TASK TO COMPLETE: Return the lines below in which the string "Akismet" occurs.

━━━ GIVEN ENTRIES ━━━

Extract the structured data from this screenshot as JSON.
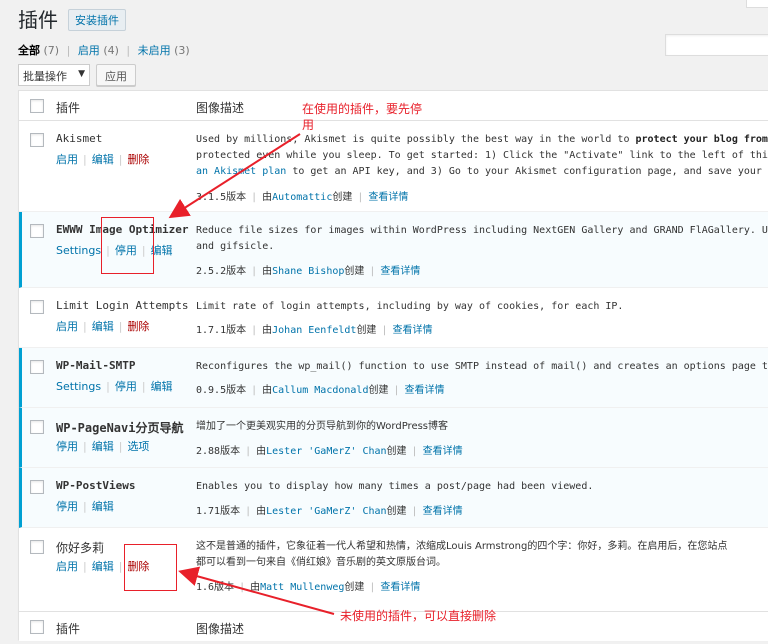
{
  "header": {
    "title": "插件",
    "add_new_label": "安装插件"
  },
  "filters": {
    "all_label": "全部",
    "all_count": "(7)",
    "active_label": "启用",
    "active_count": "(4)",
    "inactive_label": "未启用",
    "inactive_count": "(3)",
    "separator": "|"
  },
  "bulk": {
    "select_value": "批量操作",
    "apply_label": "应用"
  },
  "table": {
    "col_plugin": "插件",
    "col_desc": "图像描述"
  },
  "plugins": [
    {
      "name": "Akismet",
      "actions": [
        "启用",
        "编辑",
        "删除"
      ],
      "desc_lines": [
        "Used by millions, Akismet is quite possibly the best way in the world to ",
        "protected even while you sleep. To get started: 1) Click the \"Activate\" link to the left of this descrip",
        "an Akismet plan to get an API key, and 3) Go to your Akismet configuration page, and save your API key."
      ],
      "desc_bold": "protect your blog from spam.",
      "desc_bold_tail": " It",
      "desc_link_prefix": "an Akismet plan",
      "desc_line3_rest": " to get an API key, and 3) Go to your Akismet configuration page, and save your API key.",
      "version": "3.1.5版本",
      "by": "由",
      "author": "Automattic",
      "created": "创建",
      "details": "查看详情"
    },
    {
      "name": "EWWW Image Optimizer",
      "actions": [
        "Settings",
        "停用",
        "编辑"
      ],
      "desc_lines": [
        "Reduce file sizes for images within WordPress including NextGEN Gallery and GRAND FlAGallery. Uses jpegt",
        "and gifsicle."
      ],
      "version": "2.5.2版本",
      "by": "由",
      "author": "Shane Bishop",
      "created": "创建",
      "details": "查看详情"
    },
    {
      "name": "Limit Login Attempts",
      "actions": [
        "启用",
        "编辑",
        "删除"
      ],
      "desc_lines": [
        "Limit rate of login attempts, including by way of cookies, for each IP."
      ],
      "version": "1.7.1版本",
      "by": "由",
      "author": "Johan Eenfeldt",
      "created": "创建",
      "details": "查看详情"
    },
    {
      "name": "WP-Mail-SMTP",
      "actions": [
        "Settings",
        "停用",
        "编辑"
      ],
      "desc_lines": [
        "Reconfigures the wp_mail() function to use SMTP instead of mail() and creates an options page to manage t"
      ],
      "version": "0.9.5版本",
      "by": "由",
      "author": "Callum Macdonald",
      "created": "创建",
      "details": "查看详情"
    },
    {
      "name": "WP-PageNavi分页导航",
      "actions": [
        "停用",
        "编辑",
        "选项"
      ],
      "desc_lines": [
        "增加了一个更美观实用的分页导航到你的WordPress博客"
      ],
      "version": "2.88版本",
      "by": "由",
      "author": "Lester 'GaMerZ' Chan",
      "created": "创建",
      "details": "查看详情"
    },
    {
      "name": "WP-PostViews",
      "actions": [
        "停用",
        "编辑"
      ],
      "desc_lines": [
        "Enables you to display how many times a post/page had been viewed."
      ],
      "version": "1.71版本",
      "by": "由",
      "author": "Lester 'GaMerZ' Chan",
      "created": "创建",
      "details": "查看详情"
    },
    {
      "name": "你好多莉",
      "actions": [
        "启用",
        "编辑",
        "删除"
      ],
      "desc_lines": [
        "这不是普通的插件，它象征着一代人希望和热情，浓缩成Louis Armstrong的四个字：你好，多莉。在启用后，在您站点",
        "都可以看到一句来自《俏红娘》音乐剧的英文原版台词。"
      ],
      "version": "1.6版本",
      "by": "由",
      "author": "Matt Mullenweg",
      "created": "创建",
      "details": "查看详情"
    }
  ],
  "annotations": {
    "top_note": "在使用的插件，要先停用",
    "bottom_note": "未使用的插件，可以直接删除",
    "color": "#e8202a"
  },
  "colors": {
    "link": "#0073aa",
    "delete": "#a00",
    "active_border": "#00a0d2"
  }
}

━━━
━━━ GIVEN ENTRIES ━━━

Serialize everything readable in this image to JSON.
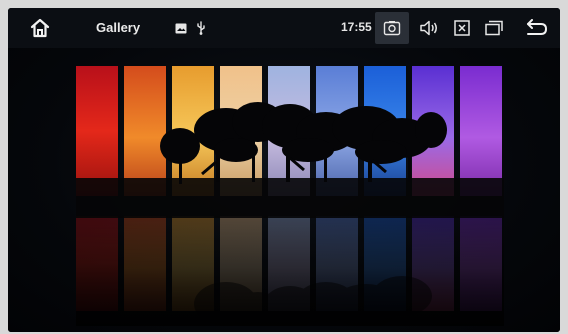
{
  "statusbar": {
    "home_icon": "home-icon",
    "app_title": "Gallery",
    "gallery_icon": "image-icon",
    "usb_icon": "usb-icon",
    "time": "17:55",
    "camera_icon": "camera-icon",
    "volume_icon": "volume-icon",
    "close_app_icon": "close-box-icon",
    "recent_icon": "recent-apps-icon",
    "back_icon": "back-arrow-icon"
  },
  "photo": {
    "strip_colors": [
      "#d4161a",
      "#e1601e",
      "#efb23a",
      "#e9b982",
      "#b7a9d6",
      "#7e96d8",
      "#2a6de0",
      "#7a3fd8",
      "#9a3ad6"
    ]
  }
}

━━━

RESPONSE TO THE EXERCISE:
      "name": "Akismet",
        "Used by millions, Akismet is quite possibly the best way in the world to ",
        "an Akismet plan to get an API key, and 3) Go to your Akismet configuration page, and save your API key."
      "desc_link_prefix": "an Akismet plan",
      "desc_line3_rest": " to get an API key, and 3) Go to your Akismet configuration page, and save your API key.",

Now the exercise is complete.